But it was not enough for the grief-stricken family, who told AFP they will sue for compensation in the Kirkuk courts.
"We will never let this matter rest, especially as my child was a boy who had nothing to do with the violence in Iraq. He was just playing with his brothers when it happened," the boy's father, Sami Awwad, 31, said.
Meanwhile, the death toll from Sunday's attacks on Eid al-Adha celebrations at the offices of the two main Kurdish Iraqi political parties in the northern town of Arbil rose to at least 101, the US military said.
A spokesman added that 133 of the injured remained in hospital three days after the carnage.
The twin Arbil bombings now mark the deadliest post-war attack in Iraq. They outstrip a car bombing in the southern holy city of Najaf last August which killed a leading Shia politician, Ayat Allah Muhammad Baqir al-Hakim, and more than 80 other people.
About 101 people were killed and
133 injured in Arbil bombings
Brigadier General Mark Kimmitt, deputy operations chief of the US-led occupation forces in Iraq, said on Tuesday that FBI forensic teams had begun sifting through the debris in Arbil.
He added that foreign fighters were probably to blame.
Leaders of the two Kurdish political groups targeted in Arbil, 350km north of Baghdad, have also said the attacks could be the work of the insurgent group, Ansar al-Islam.
The group, which controlled an enclave of northeast Iraq before being crushed by US forces at the end of March, is suspected of having with al-Qaida.
"We will never let this matter rest, especially as my child was a boy who had nothing to do with the violence in Iraq.

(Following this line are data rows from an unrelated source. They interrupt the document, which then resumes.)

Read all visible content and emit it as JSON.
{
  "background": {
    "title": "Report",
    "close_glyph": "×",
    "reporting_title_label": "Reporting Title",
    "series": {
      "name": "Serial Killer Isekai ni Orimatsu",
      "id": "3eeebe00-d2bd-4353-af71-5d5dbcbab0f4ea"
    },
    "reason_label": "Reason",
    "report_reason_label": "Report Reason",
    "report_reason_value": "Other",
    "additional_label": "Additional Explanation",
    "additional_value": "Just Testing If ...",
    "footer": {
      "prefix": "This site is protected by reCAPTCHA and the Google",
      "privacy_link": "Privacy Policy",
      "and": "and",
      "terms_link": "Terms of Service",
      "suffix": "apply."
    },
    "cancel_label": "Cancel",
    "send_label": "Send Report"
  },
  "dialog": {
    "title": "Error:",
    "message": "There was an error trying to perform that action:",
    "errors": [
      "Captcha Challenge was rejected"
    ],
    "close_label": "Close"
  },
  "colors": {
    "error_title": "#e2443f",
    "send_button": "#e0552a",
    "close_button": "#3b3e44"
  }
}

He was just playing with his brothers when it happened"
Father of dead Iraqi child
For more than a decade, the Kurdistan Democratic Party (KDP) and the Patriotic Union of Kurdistan (PUK) have controlled the semi-autonomous north, but their demands for virtual autonomy have angered other ethnic groups.
Many suspect opponents of Kurdish political ambitions of having a hand in the attacks.
A top Shia leader has suggested that a multi-member presidential body could ease tensions between Iraq's different ethnic communities once the US-led occupation force cedes power, as scheduled by 30 June.
"Everyone should be reassured, we want to reassure them all and we want everyone to participate actively in this period until a constitution is drafted and elections are held," Abd al-Aziz al-Hakim said.
Al-Hakim, the head of the largest Shia organisation, the Supreme Council for the Islamic Revolution in Iraq (SCIRI), said the Kurds' demand for virtual autonomy should be settled by a constitution and a popular vote.
Meanwhile, two civilians were wounded when a mortar attack on US troops sparked high explosive artillery fire in response near the restive western Iraqi town of Ramadi, the US military said.
A spokesman was unable to confirm whether the casualties were wounded by American fire or mortar shrapnel.